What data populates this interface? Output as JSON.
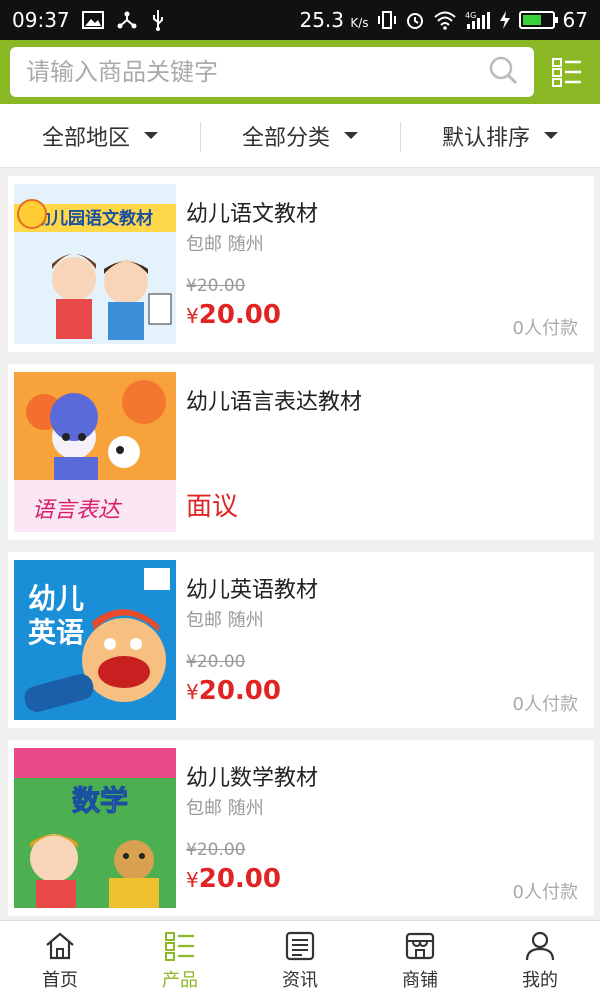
{
  "status_bar": {
    "time": "09:37",
    "speed": "25.3",
    "speed_unit": "K/s",
    "network": "4G",
    "battery": "67",
    "battery_level": 0.67
  },
  "search": {
    "placeholder": "请输入商品关键字"
  },
  "filters": [
    {
      "label": "全部地区"
    },
    {
      "label": "全部分类"
    },
    {
      "label": "默认排序"
    }
  ],
  "products": [
    {
      "title": "幼儿语文教材",
      "meta": "包邮 随州",
      "old_price": "¥20.00",
      "price_symbol": "¥",
      "price": "20.00",
      "paid": "0人付款",
      "thumb_text": "幼儿园语文教材",
      "thumb_color": "#e8f4fb"
    },
    {
      "title": "幼儿语言表达教材",
      "negotiate": "面议",
      "thumb_text": "语言表达",
      "thumb_color": "#f7a23a"
    },
    {
      "title": "幼儿英语教材",
      "meta": "包邮 随州",
      "old_price": "¥20.00",
      "price_symbol": "¥",
      "price": "20.00",
      "paid": "0人付款",
      "thumb_text": "幼儿英语",
      "thumb_color": "#1a8fd8"
    },
    {
      "title": "幼儿数学教材",
      "meta": "包邮 随州",
      "old_price": "¥20.00",
      "price_symbol": "¥",
      "price": "20.00",
      "paid": "0人付款",
      "thumb_text": "数学",
      "thumb_color": "#4caf50"
    }
  ],
  "nav": [
    {
      "label": "首页",
      "icon": "home-icon"
    },
    {
      "label": "产品",
      "icon": "list-icon"
    },
    {
      "label": "资讯",
      "icon": "news-icon"
    },
    {
      "label": "商铺",
      "icon": "store-icon"
    },
    {
      "label": "我的",
      "icon": "user-icon"
    }
  ],
  "colors": {
    "accent": "#8cb826",
    "price": "#e02424"
  }
}
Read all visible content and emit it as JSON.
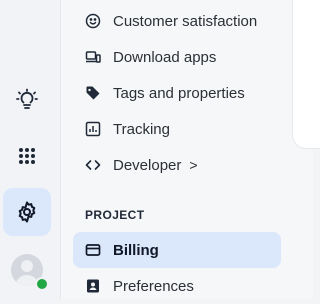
{
  "rail": {
    "items": [
      {
        "icon": "lightbulb-icon"
      },
      {
        "icon": "apps-grid-icon"
      },
      {
        "icon": "gear-icon",
        "active": true
      }
    ],
    "presence_color": "#22a745",
    "accent": "#dbe7fb"
  },
  "nav": {
    "items": [
      {
        "label": "Customer satisfaction",
        "icon": "smiley-icon"
      },
      {
        "label": "Download apps",
        "icon": "devices-icon"
      },
      {
        "label": "Tags and properties",
        "icon": "tag-icon"
      },
      {
        "label": "Tracking",
        "icon": "chart-icon"
      },
      {
        "label": "Developer",
        "icon": "code-icon",
        "chevron": ">"
      }
    ],
    "section_label": "PROJECT",
    "project_items": [
      {
        "label": "Billing",
        "icon": "credit-card-icon",
        "active": true
      },
      {
        "label": "Preferences",
        "icon": "profile-card-icon"
      }
    ]
  }
}
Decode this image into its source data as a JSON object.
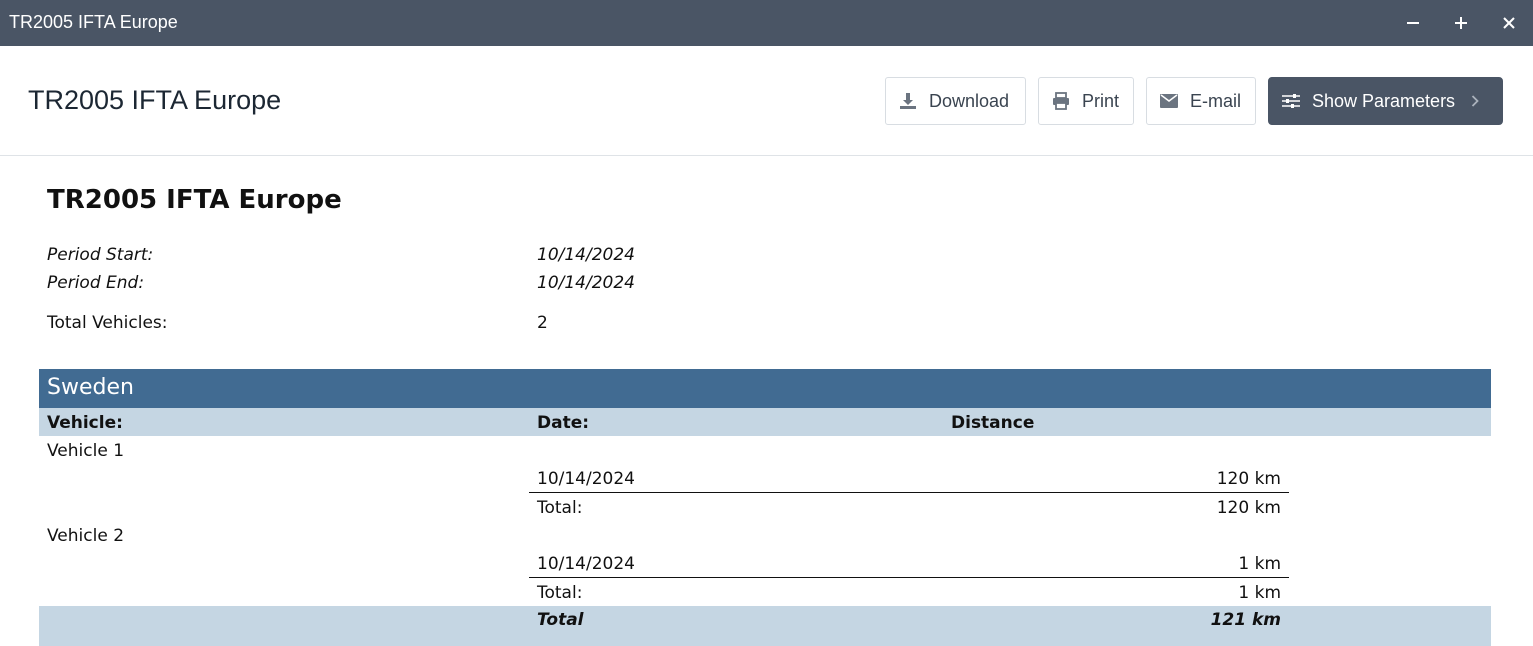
{
  "window": {
    "title": "TR2005 IFTA Europe"
  },
  "toolbar": {
    "heading": "TR2005 IFTA Europe",
    "download_label": "Download",
    "print_label": "Print",
    "email_label": "E-mail",
    "show_parameters_label": "Show Parameters"
  },
  "report": {
    "title": "TR2005 IFTA Europe",
    "period_start_label": "Period Start:",
    "period_start_value": "10/14/2024",
    "period_end_label": "Period End:",
    "period_end_value": "10/14/2024",
    "total_vehicles_label": "Total Vehicles:",
    "total_vehicles_value": "2",
    "section": {
      "country": "Sweden",
      "columns": [
        "Vehicle:",
        "Date:",
        "Distance"
      ],
      "vehicles": [
        {
          "name": "Vehicle 1",
          "rows": [
            {
              "date": "10/14/2024",
              "distance": "120 km"
            }
          ],
          "total_label": "Total:",
          "total": "120 km"
        },
        {
          "name": "Vehicle 2",
          "rows": [
            {
              "date": "10/14/2024",
              "distance": "1 km"
            }
          ],
          "total_label": "Total:",
          "total": "1 km"
        }
      ],
      "grand_total_label": "Total",
      "grand_total": "121 km"
    }
  },
  "icons": {
    "minimize": "minimize-icon",
    "maximize": "plus-icon",
    "close": "close-icon",
    "download": "download-icon",
    "print": "printer-icon",
    "email": "envelope-icon",
    "parameters": "sliders-icon",
    "chevron": "chevron-right-icon"
  },
  "colors": {
    "titlebar": "#4a5565",
    "country_header": "#416b92",
    "column_header": "#c5d6e3"
  }
}
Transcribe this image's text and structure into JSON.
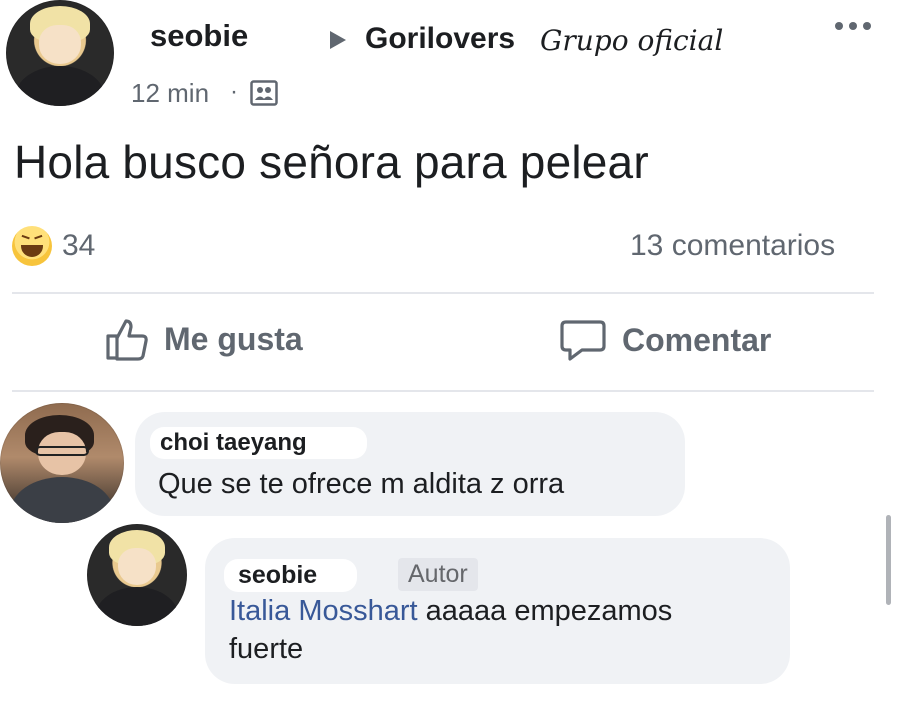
{
  "post": {
    "author": "seobie",
    "group_name": "Gorilovers",
    "group_suffix": "Grupo oficial",
    "time": "12 min",
    "separator": "·",
    "privacy_icon": "group-audience-icon",
    "menu_icon": "more-options-icon",
    "text": "Hola busco señora para pelear",
    "reaction_icon": "haha-reaction-icon",
    "reaction_count": "34",
    "comment_count": "13 comentarios"
  },
  "actions": {
    "like_label": "Me gusta",
    "like_icon": "thumbs-up-icon",
    "comment_label": "Comentar",
    "comment_icon": "comment-bubble-icon"
  },
  "comments": [
    {
      "author": "choi taeyang",
      "text": "Que se te ofrece m aldita z orra"
    },
    {
      "author": "seobie",
      "badge": "Autor",
      "mention": "Italia Mosshart",
      "text_line1": " aaaaa empezamos",
      "text_line2": "fuerte"
    }
  ],
  "colors": {
    "text": "#1c1e21",
    "muted": "#606770",
    "mention": "#385898",
    "bubble": "#f0f2f5",
    "divider": "#e4e6eb"
  }
}
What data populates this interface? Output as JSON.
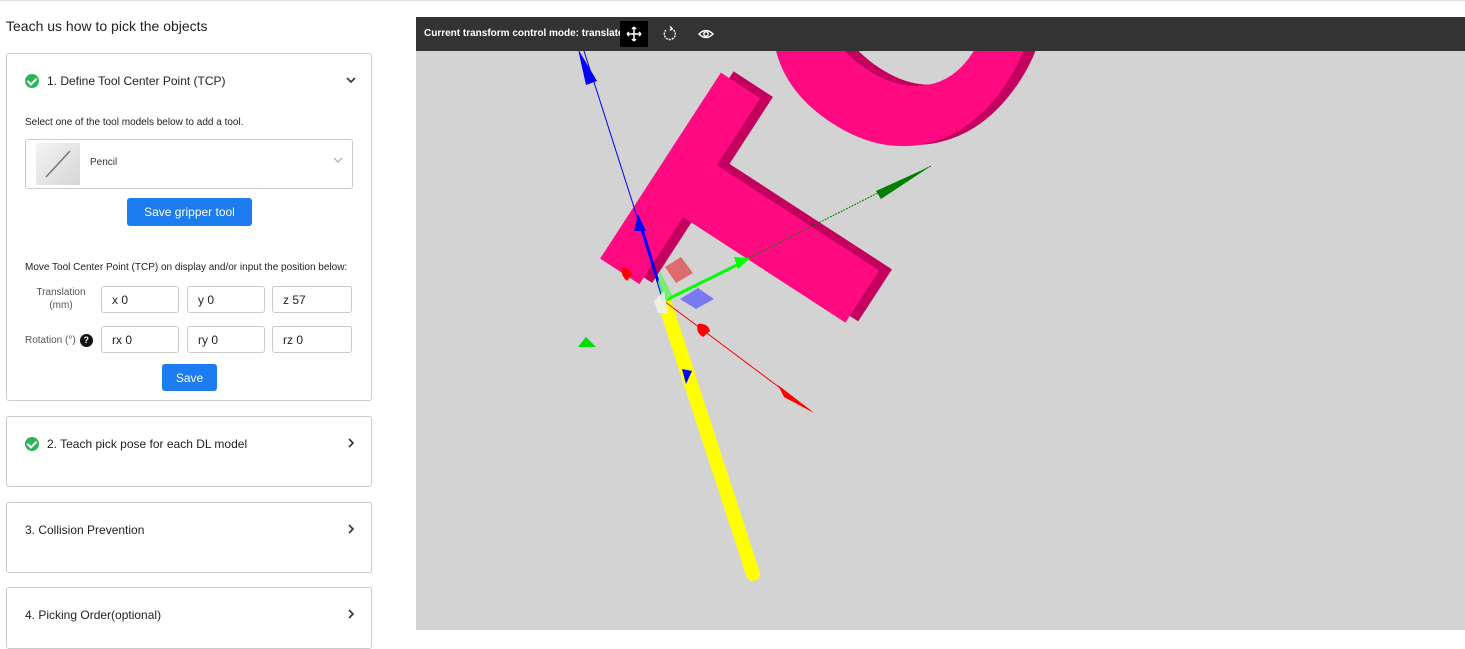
{
  "page_title": "Teach us how to pick the objects",
  "steps": [
    {
      "label": "1. Define Tool Center Point (TCP)",
      "done": true
    },
    {
      "label": "2. Teach pick pose for each DL model",
      "done": true
    },
    {
      "label": "3. Collision Prevention",
      "done": false
    },
    {
      "label": "4. Picking Order(optional)",
      "done": false
    }
  ],
  "tcp": {
    "select_hint": "Select one of the tool models below to add a tool.",
    "tool_name": "Pencil",
    "save_gripper_label": "Save gripper tool",
    "move_hint": "Move Tool Center Point (TCP) on display and/or input the position below:",
    "translation_label": "Translation",
    "translation_unit": "(mm)",
    "rotation_label": "Rotation (°)",
    "x": "x 0",
    "y": "y 0",
    "z": "z 57",
    "rx": "rx 0",
    "ry": "ry 0",
    "rz": "rz 0",
    "save_label": "Save"
  },
  "viewer": {
    "mode_text": "Current transform control mode: translate",
    "icons": [
      "translate-icon",
      "rotate-icon",
      "eye-icon"
    ],
    "scene_text": "TCP",
    "colors": {
      "text": "#ff0a80",
      "tool": "#ffff00",
      "x_axis": "#ff0000",
      "y_axis": "#00cc00",
      "z_axis": "#0000ff",
      "background": "#d3d3d3"
    }
  }
}
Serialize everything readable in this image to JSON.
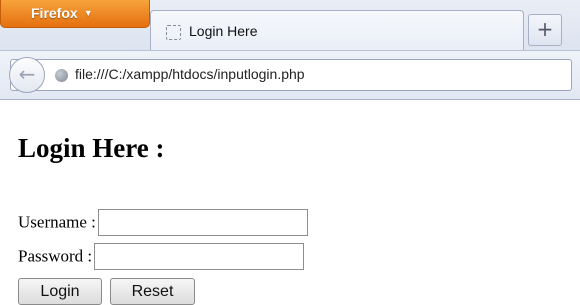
{
  "browser": {
    "menu_button_label": "Firefox",
    "menu_arrow": "▼",
    "tab_title": "Login Here",
    "new_tab_label": "+",
    "back_label": "←",
    "url": "file:///C:/xampp/htdocs/inputlogin.php"
  },
  "page": {
    "heading": "Login Here :",
    "username_label": "Username :",
    "username_value": "",
    "password_label": "Password :",
    "password_value": "",
    "login_button": "Login",
    "reset_button": "Reset"
  },
  "colors": {
    "firefox_orange": "#e5700f",
    "chrome_background": "#dde4f0"
  }
}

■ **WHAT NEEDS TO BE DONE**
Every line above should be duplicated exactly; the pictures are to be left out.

■ **OUTPUT FOR THIS EXERCISE**
What data populates this interface? Output as JSON.
{
  "status_bar": {
    "time": "09:37",
    "speed": "25.3",
    "speed_unit": "K/s",
    "network": "4G",
    "battery": "67",
    "battery_level": 0.67
  },
  "search": {
    "placeholder": "请输入商品关键字"
  },
  "filters": [
    {
      "label": "全部地区"
    },
    {
      "label": "全部分类"
    },
    {
      "label": "默认排序"
    }
  ],
  "products": [
    {
      "title": "幼儿语文教材",
      "meta": "包邮 随州",
      "old_price": "¥20.00",
      "price_symbol": "¥",
      "price": "20.00",
      "paid": "0人付款",
      "thumb_text": "幼儿园语文教材",
      "thumb_color": "#e8f4fb"
    },
    {
      "title": "幼儿语言表达教材",
      "negotiate": "面议",
      "thumb_text": "语言表达",
      "thumb_color": "#f7a23a"
    },
    {
      "title": "幼儿英语教材",
      "meta": "包邮 随州",
      "old_price": "¥20.00",
      "price_symbol": "¥",
      "price": "20.00",
      "paid": "0人付款",
      "thumb_text": "幼儿英语",
      "thumb_color": "#1a8fd8"
    },
    {
      "title": "幼儿数学教材",
      "meta": "包邮 随州",
      "old_price": "¥20.00",
      "price_symbol": "¥",
      "price": "20.00",
      "paid": "0人付款",
      "thumb_text": "数学",
      "thumb_color": "#4caf50"
    }
  ],
  "nav": [
    {
      "label": "首页",
      "icon": "home-icon"
    },
    {
      "label": "产品",
      "icon": "list-icon"
    },
    {
      "label": "资讯",
      "icon": "news-icon"
    },
    {
      "label": "商铺",
      "icon": "store-icon"
    },
    {
      "label": "我的",
      "icon": "user-icon"
    }
  ],
  "colors": {
    "accent": "#8cb826",
    "price": "#e02424"
  }
}
Read all visible content and emit it as JSON.
{
  "rail": {
    "items": [
      {
        "icon": "lightbulb-icon"
      },
      {
        "icon": "apps-grid-icon"
      },
      {
        "icon": "gear-icon",
        "active": true
      }
    ],
    "presence_color": "#22a745",
    "accent": "#dbe7fb"
  },
  "nav": {
    "items": [
      {
        "label": "Customer satisfaction",
        "icon": "smiley-icon"
      },
      {
        "label": "Download apps",
        "icon": "devices-icon"
      },
      {
        "label": "Tags and properties",
        "icon": "tag-icon"
      },
      {
        "label": "Tracking",
        "icon": "chart-icon"
      },
      {
        "label": "Developer",
        "icon": "code-icon",
        "chevron": ">"
      }
    ],
    "section_label": "PROJECT",
    "project_items": [
      {
        "label": "Billing",
        "icon": "credit-card-icon",
        "active": true
      },
      {
        "label": "Preferences",
        "icon": "profile-card-icon"
      }
    ]
  }
}
Decode this image into its source data as a JSON object.
{
  "window": {
    "title": "TR2005 IFTA Europe"
  },
  "toolbar": {
    "heading": "TR2005 IFTA Europe",
    "download_label": "Download",
    "print_label": "Print",
    "email_label": "E-mail",
    "show_parameters_label": "Show Parameters"
  },
  "report": {
    "title": "TR2005 IFTA Europe",
    "period_start_label": "Period Start:",
    "period_start_value": "10/14/2024",
    "period_end_label": "Period End:",
    "period_end_value": "10/14/2024",
    "total_vehicles_label": "Total Vehicles:",
    "total_vehicles_value": "2",
    "section": {
      "country": "Sweden",
      "columns": [
        "Vehicle:",
        "Date:",
        "Distance"
      ],
      "vehicles": [
        {
          "name": "Vehicle 1",
          "rows": [
            {
              "date": "10/14/2024",
              "distance": "120 km"
            }
          ],
          "total_label": "Total:",
          "total": "120 km"
        },
        {
          "name": "Vehicle 2",
          "rows": [
            {
              "date": "10/14/2024",
              "distance": "1 km"
            }
          ],
          "total_label": "Total:",
          "total": "1 km"
        }
      ],
      "grand_total_label": "Total",
      "grand_total": "121 km"
    }
  },
  "icons": {
    "minimize": "minimize-icon",
    "maximize": "plus-icon",
    "close": "close-icon",
    "download": "download-icon",
    "print": "printer-icon",
    "email": "envelope-icon",
    "parameters": "sliders-icon",
    "chevron": "chevron-right-icon"
  },
  "colors": {
    "titlebar": "#4a5565",
    "country_header": "#416b92",
    "column_header": "#c5d6e3"
  }
}
Transcribe this image's text and structure into JSON.
{
  "post": {
    "author": "seobie",
    "group_name": "Gorilovers",
    "group_suffix": "Grupo oficial",
    "time": "12 min",
    "separator": "·",
    "privacy_icon": "group-audience-icon",
    "menu_icon": "more-options-icon",
    "text": "Hola busco señora para pelear",
    "reaction_icon": "haha-reaction-icon",
    "reaction_count": "34",
    "comment_count": "13 comentarios"
  },
  "actions": {
    "like_label": "Me gusta",
    "like_icon": "thumbs-up-icon",
    "comment_label": "Comentar",
    "comment_icon": "comment-bubble-icon"
  },
  "comments": [
    {
      "author": "choi taeyang",
      "text": "Que se te ofrece m aldita z orra"
    },
    {
      "author": "seobie",
      "badge": "Autor",
      "mention": "Italia Mosshart",
      "text_line1": " aaaaa empezamos",
      "text_line2": "fuerte"
    }
  ],
  "colors": {
    "text": "#1c1e21",
    "muted": "#606770",
    "mention": "#385898",
    "bubble": "#f0f2f5",
    "divider": "#e4e6eb"
  }
}
What data populates this interface? Output as JSON.
{
  "page_title": "Teach us how to pick the objects",
  "steps": [
    {
      "label": "1. Define Tool Center Point (TCP)",
      "done": true
    },
    {
      "label": "2. Teach pick pose for each DL model",
      "done": true
    },
    {
      "label": "3. Collision Prevention",
      "done": false
    },
    {
      "label": "4. Picking Order(optional)",
      "done": false
    }
  ],
  "tcp": {
    "select_hint": "Select one of the tool models below to add a tool.",
    "tool_name": "Pencil",
    "save_gripper_label": "Save gripper tool",
    "move_hint": "Move Tool Center Point (TCP) on display and/or input the position below:",
    "translation_label": "Translation",
    "translation_unit": "(mm)",
    "rotation_label": "Rotation (°)",
    "x": "x 0",
    "y": "y 0",
    "z": "z 57",
    "rx": "rx 0",
    "ry": "ry 0",
    "rz": "rz 0",
    "save_label": "Save"
  },
  "viewer": {
    "mode_text": "Current transform control mode: translate",
    "icons": [
      "translate-icon",
      "rotate-icon",
      "eye-icon"
    ],
    "scene_text": "TCP",
    "colors": {
      "text": "#ff0a80",
      "tool": "#ffff00",
      "x_axis": "#ff0000",
      "y_axis": "#00cc00",
      "z_axis": "#0000ff",
      "background": "#d3d3d3"
    }
  }
}
Serialize everything readable in this image to JSON.
{
  "browser": {
    "menu_button_label": "Firefox",
    "menu_arrow": "▼",
    "tab_title": "Login Here",
    "new_tab_label": "+",
    "back_label": "←",
    "url": "file:///C:/xampp/htdocs/inputlogin.php"
  },
  "page": {
    "heading": "Login Here :",
    "username_label": "Username :",
    "username_value": "",
    "password_label": "Password :",
    "password_value": "",
    "login_button": "Login",
    "reset_button": "Reset"
  },
  "colors": {
    "firefox_orange": "#e5700f",
    "chrome_background": "#dde4f0"
  }
}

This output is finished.